Public support is there: Immigration reform is one of those fairly rare political issues in which attitudes cross partisan and ideological lines. Sizable majorities across the board say the United States is not doing enough to keep illegal immigrants out of the country; at the same time, smaller but still significant majorities support giving those already here a chance to keep their jobs and eventually apply for legal status.
There are differences among groups. Support for a citizenship program falls from 77 percent among liberals to 56 percent among conservatives. But those are majorities in both.
It's also an issue on which both Bush and Democrats can use some help. In an ABC News/Washington Post poll last month, 64 percent of Americans disapproved of how Bush was handling immigration, and 60 percent disapproved of how the Democrats were dealing with it -- poor marks on both sides.
Yet the immigration deal does carry risk.
On one hand, if it crashes, it could reinforce the image of Washington as a place gripped by gridlock.
On the other, if it becomes law, some Republicans candidates could feel a sting.

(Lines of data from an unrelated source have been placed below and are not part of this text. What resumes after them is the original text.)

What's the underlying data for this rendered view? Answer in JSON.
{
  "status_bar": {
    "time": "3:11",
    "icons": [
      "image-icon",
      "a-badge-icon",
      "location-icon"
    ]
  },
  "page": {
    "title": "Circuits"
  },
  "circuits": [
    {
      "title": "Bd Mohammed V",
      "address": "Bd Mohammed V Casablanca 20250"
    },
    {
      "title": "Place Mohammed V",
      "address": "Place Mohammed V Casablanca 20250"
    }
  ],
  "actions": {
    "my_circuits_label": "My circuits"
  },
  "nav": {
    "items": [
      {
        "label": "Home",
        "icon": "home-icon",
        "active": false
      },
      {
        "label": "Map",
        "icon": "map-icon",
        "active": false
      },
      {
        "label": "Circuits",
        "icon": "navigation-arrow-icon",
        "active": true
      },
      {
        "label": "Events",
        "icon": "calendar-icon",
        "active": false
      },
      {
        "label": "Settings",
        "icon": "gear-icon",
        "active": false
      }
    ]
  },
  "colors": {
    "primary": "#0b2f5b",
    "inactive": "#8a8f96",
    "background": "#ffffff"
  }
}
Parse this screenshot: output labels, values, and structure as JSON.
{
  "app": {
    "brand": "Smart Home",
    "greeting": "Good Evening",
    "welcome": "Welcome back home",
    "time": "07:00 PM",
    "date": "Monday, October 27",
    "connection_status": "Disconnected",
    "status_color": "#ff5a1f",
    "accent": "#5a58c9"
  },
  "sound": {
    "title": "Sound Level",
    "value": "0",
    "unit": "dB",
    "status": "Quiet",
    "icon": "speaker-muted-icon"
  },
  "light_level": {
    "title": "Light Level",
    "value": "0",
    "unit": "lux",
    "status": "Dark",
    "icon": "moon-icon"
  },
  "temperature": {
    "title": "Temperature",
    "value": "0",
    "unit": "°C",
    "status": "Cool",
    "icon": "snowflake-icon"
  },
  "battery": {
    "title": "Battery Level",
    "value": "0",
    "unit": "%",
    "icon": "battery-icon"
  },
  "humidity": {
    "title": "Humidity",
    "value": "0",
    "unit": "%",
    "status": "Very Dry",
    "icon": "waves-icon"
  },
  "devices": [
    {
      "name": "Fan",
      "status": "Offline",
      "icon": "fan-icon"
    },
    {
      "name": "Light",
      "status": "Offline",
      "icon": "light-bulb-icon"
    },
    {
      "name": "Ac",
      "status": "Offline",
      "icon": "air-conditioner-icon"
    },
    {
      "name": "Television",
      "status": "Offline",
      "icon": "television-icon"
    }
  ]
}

That's because the issue's salience, a critical factor in any political equation, peaks among opponents of a citizenship program; while they're in the minority, they're also much more likely to call immigration a top issue in deciding their vote. And those opponents disproportionately are conservatives and Republicans.
Specifically, in an ABC/Post poll a year ago (LINK), among people who favored a citizenship program for illegals, 54 percent said immigration would be an important issue in their 2006 vote. But among those who opposed any work program, many more, 79 percent, call it a top issue.
Among conservative Republicans in that poll, immigration ranked fourth on the list of top issues in the 2006 election, behind terrorism, Iraq and the economy. Among liberal Democrats, by contrast, immigration ranked last in voting importance.
That same poll found, perhaps surprisingly, that the public's main objection about illegal immigrants is not about jobs or security, but about taxes and services. A third of Americans said their main concern is that illegals use more public services than they pay for in taxes, considerably more than cited any other chief concern. That perception -- right or wrong -- presumably would be addressed by a citizenship program like the one now on the table.